WORK TO COMPLETE - For the listing below, how many lines contain the word "JSON"? Answer with only that figure.

SOURCE MATERIAL -
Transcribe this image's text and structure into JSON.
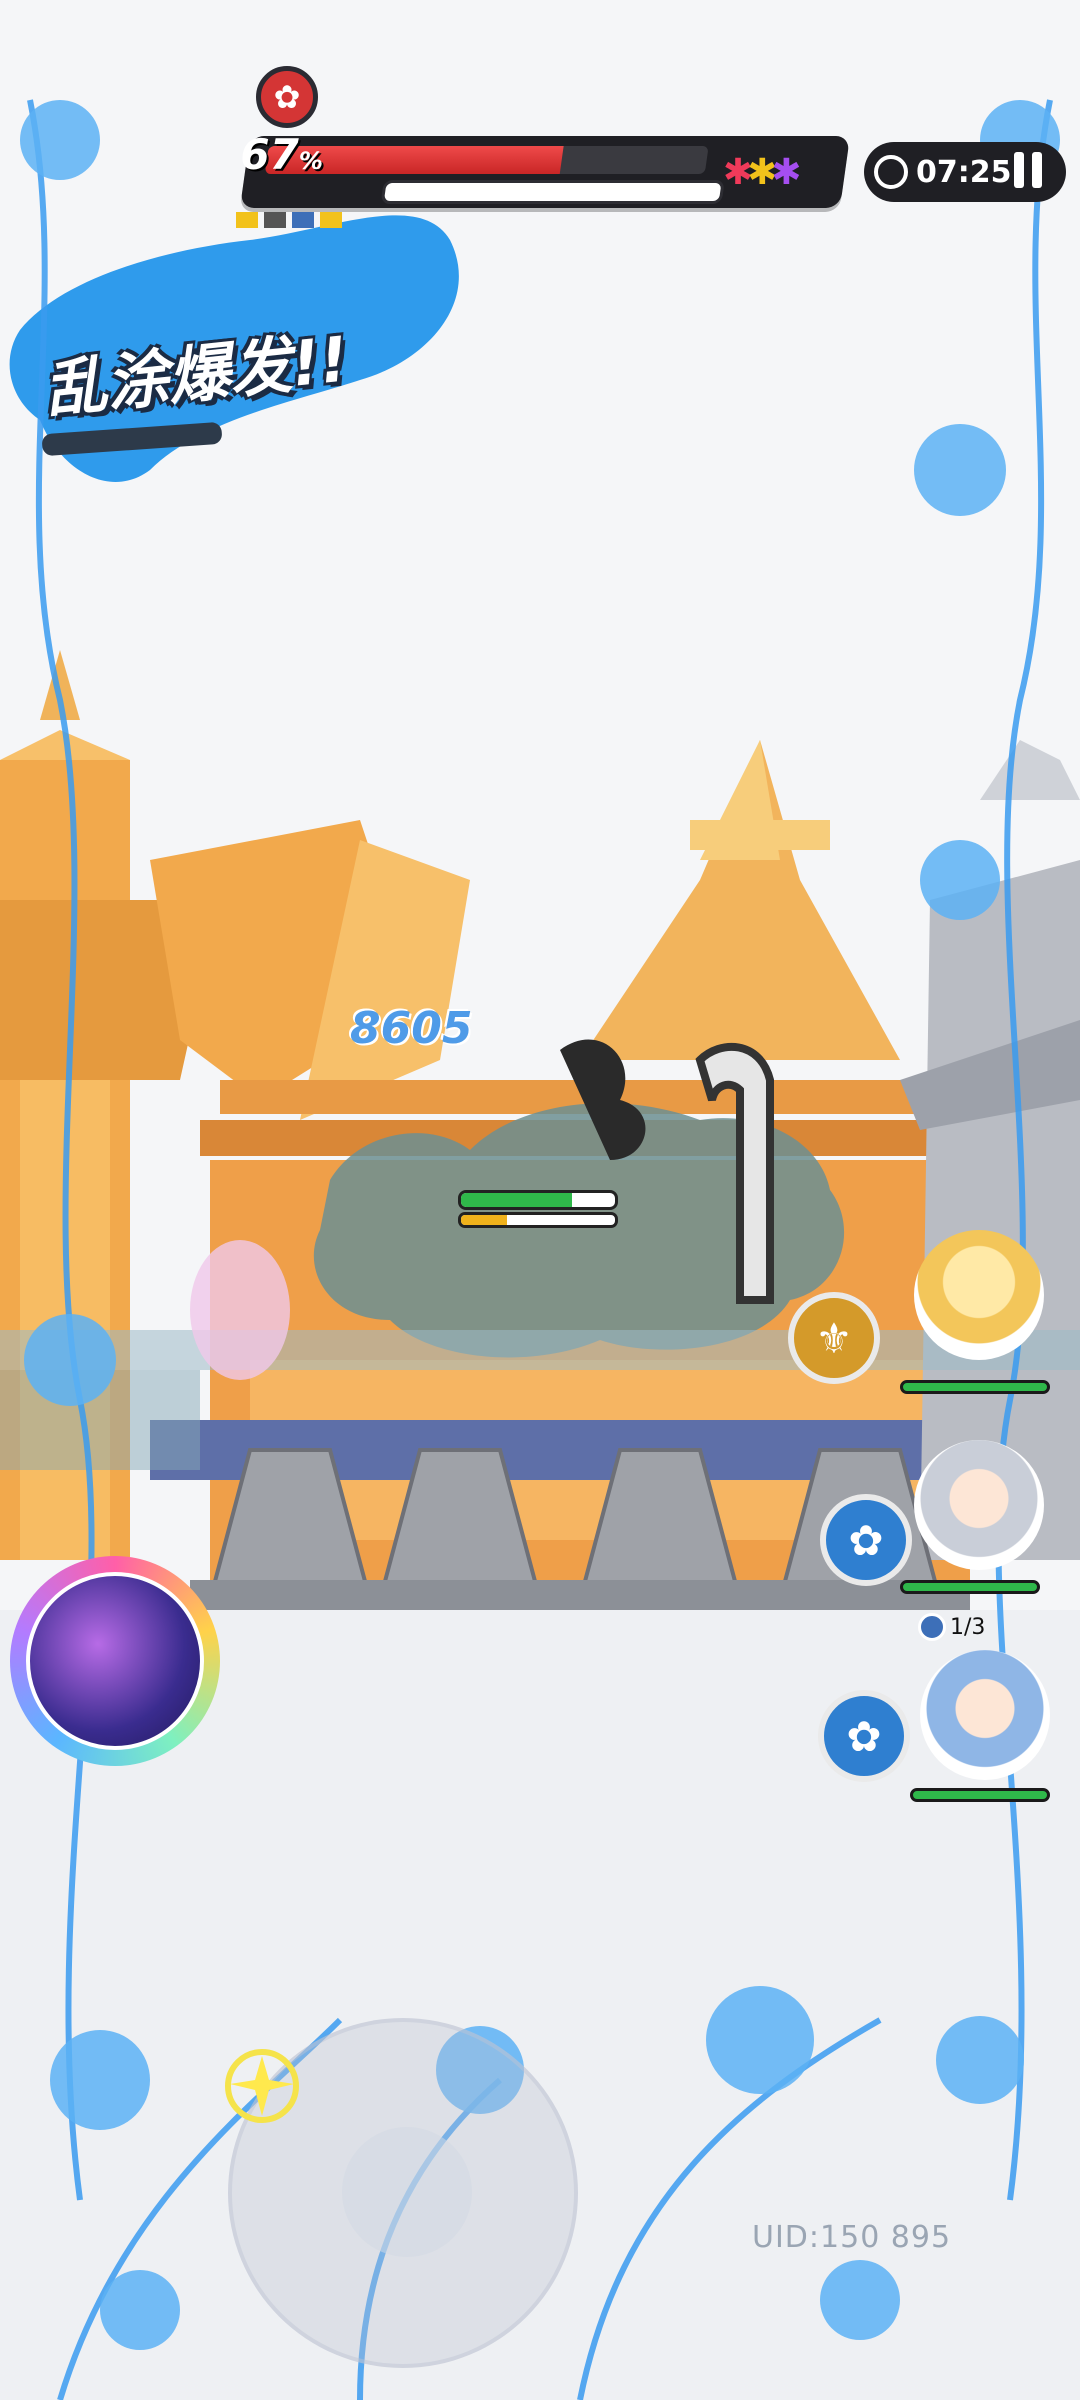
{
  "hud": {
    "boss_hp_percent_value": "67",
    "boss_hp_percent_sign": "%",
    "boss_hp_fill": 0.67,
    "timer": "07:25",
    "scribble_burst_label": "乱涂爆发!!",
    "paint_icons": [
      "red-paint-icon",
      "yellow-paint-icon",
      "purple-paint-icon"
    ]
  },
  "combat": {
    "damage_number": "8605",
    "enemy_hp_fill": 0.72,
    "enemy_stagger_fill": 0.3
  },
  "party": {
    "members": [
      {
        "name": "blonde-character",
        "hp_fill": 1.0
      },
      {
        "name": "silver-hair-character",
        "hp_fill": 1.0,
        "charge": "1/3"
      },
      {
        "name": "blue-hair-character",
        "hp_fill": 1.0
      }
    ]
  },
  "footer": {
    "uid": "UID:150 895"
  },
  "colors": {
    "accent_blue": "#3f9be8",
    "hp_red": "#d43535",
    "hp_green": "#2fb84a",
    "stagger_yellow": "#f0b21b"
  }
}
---
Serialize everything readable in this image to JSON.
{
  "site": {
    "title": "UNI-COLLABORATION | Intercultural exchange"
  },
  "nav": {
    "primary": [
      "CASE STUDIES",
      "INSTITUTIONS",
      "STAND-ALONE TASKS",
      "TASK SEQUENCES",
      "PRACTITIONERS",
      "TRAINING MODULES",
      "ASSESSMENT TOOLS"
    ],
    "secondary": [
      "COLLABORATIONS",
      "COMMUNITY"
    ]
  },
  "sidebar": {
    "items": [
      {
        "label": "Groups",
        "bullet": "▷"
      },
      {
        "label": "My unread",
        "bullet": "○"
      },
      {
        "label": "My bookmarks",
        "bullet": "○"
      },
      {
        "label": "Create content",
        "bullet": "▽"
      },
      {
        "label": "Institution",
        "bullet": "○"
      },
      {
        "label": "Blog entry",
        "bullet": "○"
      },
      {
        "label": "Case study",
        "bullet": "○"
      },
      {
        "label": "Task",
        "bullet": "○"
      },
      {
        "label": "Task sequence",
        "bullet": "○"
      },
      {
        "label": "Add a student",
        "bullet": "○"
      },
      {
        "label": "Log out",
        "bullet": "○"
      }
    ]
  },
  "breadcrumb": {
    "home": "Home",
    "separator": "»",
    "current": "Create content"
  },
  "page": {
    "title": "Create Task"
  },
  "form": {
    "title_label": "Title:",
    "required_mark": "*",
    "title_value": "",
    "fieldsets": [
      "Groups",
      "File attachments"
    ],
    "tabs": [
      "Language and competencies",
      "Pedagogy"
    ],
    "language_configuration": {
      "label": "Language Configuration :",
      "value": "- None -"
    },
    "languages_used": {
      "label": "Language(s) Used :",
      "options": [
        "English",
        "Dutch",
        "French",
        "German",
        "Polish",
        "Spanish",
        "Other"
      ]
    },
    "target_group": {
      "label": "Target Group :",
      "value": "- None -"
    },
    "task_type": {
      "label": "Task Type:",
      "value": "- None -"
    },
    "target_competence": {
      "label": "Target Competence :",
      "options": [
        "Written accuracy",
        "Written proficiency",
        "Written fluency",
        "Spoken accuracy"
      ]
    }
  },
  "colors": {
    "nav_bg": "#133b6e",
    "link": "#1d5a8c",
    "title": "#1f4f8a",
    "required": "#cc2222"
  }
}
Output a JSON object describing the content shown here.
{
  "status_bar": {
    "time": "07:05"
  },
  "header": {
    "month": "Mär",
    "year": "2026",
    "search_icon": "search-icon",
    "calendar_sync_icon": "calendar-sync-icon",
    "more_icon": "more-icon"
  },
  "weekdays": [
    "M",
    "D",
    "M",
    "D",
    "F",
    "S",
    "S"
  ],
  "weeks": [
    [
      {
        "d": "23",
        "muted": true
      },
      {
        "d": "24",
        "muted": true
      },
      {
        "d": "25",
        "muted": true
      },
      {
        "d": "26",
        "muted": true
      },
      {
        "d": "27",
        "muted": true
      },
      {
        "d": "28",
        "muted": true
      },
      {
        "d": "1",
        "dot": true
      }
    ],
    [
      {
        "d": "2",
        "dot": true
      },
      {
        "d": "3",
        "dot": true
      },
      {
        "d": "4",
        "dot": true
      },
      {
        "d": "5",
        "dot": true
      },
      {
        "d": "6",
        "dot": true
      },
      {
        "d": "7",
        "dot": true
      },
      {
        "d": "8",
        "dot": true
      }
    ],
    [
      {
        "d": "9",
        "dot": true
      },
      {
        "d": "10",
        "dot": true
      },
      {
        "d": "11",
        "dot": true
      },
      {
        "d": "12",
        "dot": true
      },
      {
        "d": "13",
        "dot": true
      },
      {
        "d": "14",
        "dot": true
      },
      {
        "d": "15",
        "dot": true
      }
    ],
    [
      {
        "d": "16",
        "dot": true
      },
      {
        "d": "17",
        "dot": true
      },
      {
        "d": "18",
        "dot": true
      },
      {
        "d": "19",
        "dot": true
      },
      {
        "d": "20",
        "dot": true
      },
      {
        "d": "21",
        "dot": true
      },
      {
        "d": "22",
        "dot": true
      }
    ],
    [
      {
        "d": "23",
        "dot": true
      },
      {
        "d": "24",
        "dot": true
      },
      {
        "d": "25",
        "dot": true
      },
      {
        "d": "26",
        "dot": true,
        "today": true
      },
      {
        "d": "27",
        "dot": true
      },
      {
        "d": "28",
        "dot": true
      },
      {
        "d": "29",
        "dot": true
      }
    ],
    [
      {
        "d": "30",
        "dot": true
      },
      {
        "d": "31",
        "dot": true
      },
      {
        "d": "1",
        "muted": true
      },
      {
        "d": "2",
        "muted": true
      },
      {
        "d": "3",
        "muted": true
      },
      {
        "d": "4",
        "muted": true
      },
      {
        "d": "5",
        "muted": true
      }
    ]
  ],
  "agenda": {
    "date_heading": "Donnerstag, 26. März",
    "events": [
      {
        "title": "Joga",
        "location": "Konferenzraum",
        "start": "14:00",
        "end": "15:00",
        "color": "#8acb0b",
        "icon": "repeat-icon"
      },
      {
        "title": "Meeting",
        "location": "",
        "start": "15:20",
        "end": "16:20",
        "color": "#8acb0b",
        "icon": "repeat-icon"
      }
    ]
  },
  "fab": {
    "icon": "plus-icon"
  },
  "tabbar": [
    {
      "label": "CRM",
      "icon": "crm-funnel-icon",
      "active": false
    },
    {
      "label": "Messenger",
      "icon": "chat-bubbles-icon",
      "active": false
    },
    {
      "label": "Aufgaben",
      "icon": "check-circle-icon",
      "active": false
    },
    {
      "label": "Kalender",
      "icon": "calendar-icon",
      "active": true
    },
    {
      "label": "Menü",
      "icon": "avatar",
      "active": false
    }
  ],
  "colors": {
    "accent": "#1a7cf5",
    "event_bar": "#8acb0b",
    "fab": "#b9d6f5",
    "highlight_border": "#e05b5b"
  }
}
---
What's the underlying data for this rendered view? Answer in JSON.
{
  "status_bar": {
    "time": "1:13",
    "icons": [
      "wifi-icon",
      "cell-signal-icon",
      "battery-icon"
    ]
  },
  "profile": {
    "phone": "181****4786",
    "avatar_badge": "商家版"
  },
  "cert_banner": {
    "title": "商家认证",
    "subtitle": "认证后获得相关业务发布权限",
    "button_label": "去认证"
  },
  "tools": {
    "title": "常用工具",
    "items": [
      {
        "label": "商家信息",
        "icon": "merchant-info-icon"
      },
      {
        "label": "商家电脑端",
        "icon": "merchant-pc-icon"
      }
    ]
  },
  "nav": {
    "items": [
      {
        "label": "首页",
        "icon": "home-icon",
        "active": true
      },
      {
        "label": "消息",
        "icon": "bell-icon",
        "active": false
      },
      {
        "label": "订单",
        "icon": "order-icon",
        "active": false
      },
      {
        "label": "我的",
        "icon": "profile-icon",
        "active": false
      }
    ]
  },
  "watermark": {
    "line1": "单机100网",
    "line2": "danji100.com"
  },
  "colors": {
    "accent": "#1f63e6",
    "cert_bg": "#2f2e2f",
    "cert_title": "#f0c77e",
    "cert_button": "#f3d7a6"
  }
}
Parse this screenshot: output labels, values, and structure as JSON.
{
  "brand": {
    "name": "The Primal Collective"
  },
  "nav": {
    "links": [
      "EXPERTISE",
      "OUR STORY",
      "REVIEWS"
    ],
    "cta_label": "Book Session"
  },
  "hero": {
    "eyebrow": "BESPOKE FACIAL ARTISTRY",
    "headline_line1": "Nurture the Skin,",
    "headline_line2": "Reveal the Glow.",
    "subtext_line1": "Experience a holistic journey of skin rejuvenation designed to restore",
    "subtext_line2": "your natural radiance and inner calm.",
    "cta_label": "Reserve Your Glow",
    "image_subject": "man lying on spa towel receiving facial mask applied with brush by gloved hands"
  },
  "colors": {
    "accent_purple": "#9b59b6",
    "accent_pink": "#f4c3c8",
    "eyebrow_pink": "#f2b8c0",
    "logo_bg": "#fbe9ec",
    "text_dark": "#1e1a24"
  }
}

FINAL ANSWER - 5